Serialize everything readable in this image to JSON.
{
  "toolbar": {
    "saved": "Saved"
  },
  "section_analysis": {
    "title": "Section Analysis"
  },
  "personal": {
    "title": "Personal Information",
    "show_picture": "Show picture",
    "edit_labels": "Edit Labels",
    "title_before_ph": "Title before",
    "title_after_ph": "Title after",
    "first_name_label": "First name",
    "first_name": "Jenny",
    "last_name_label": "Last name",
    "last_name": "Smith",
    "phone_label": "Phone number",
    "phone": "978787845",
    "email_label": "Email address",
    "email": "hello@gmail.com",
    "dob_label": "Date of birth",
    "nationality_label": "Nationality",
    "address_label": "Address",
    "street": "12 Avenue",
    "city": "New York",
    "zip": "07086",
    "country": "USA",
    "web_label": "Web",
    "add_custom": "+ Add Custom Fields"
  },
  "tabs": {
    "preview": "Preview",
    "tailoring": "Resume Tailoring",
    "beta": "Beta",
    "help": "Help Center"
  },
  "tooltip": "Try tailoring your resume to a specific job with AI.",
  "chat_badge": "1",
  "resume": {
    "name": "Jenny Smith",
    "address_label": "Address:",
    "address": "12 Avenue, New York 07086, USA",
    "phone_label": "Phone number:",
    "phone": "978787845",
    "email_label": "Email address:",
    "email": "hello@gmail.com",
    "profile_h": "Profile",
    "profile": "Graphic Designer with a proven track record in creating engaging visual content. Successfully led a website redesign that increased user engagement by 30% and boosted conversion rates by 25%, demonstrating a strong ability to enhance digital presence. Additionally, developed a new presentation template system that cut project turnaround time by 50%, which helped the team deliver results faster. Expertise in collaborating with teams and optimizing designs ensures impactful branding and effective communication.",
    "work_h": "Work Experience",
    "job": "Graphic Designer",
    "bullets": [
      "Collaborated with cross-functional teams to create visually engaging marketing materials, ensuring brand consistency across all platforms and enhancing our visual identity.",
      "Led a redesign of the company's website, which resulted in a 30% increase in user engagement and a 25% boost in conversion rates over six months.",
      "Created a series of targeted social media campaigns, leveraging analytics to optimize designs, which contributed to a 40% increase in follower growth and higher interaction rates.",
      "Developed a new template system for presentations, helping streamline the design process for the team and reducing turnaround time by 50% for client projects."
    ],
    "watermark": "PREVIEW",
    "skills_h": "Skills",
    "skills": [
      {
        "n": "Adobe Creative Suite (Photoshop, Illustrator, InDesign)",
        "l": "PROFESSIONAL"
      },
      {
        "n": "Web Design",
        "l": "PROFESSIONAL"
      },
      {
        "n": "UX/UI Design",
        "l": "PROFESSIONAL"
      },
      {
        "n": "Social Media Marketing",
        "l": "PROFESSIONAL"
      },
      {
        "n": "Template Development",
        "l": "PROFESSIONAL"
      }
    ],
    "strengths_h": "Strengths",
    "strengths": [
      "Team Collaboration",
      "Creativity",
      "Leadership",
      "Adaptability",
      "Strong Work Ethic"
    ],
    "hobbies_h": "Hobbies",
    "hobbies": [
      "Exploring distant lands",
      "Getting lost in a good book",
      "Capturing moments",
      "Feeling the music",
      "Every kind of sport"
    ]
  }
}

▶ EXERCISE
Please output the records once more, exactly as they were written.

▶ ANSWER SECTION
Serialize everything readable in this image to JSON.
{
  "toolbar": {
    "saved": "Saved"
  },
  "section_analysis": {
    "title": "Section Analysis"
  },
  "personal": {
    "title": "Personal Information",
    "show_picture": "Show picture",
    "edit_labels": "Edit Labels",
    "title_before_ph": "Title before",
    "title_after_ph": "Title after",
    "first_name_label": "First name",
    "first_name": "Jenny",
    "last_name_label": "Last name",
    "last_name": "Smith",
    "phone_label": "Phone number",
    "phone": "978787845",
    "email_label": "Email address",
    "email": "hello@gmail.com",
    "dob_label": "Date of birth",
    "nationality_label": "Nationality",
    "address_label": "Address",
    "street": "12 Avenue",
    "city": "New York",
    "zip": "07086",
    "country": "USA",
    "web_label": "Web",
    "add_custom": "+ Add Custom Fields"
  },
  "tabs": {
    "preview": "Preview",
    "tailoring": "Resume Tailoring",
    "beta": "Beta",
    "help": "Help Center"
  },
  "tooltip": "Try tailoring your resume to a specific job with AI.",
  "chat_badge": "1",
  "resume": {
    "name": "Jenny Smith",
    "address_label": "Address:",
    "address": "12 Avenue, New York 07086, USA",
    "phone_label": "Phone number:",
    "phone": "978787845",
    "email_label": "Email address:",
    "email": "hello@gmail.com",
    "profile_h": "Profile",
    "profile": "Graphic Designer with a proven track record in creating engaging visual content. Successfully led a website redesign that increased user engagement by 30% and boosted conversion rates by 25%, demonstrating a strong ability to enhance digital presence. Additionally, developed a new presentation template system that cut project turnaround time by 50%, which helped the team deliver results faster. Expertise in collaborating with teams and optimizing designs ensures impactful branding and effective communication.",
    "work_h": "Work Experience",
    "job": "Graphic Designer",
    "bullets": [
      "Collaborated with cross-functional teams to create visually engaging marketing materials, ensuring brand consistency across all platforms and enhancing our visual identity.",
      "Led a redesign of the company's website, which resulted in a 30% increase in user engagement and a 25% boost in conversion rates over six months.",
      "Created a series of targeted social media campaigns, leveraging analytics to optimize designs, which contributed to a 40% increase in follower growth and higher interaction rates.",
      "Developed a new template system for presentations, helping streamline the design process for the team and reducing turnaround time by 50% for client projects."
    ],
    "watermark": "PREVIEW",
    "skills_h": "Skills",
    "skills": [
      {
        "n": "Adobe Creative Suite (Photoshop, Illustrator, InDesign)",
        "l": "PROFESSIONAL"
      },
      {
        "n": "Web Design",
        "l": "PROFESSIONAL"
      },
      {
        "n": "UX/UI Design",
        "l": "PROFESSIONAL"
      },
      {
        "n": "Social Media Marketing",
        "l": "PROFESSIONAL"
      },
      {
        "n": "Template Development",
        "l": "PROFESSIONAL"
      }
    ],
    "strengths_h": "Strengths",
    "strengths": [
      "Team Collaboration",
      "Creativity",
      "Leadership",
      "Adaptability",
      "Strong Work Ethic"
    ],
    "hobbies_h": "Hobbies",
    "hobbies": [
      "Exploring distant lands",
      "Getting lost in a good book",
      "Capturing moments",
      "Feeling the music",
      "Every kind of sport"
    ]
  }
}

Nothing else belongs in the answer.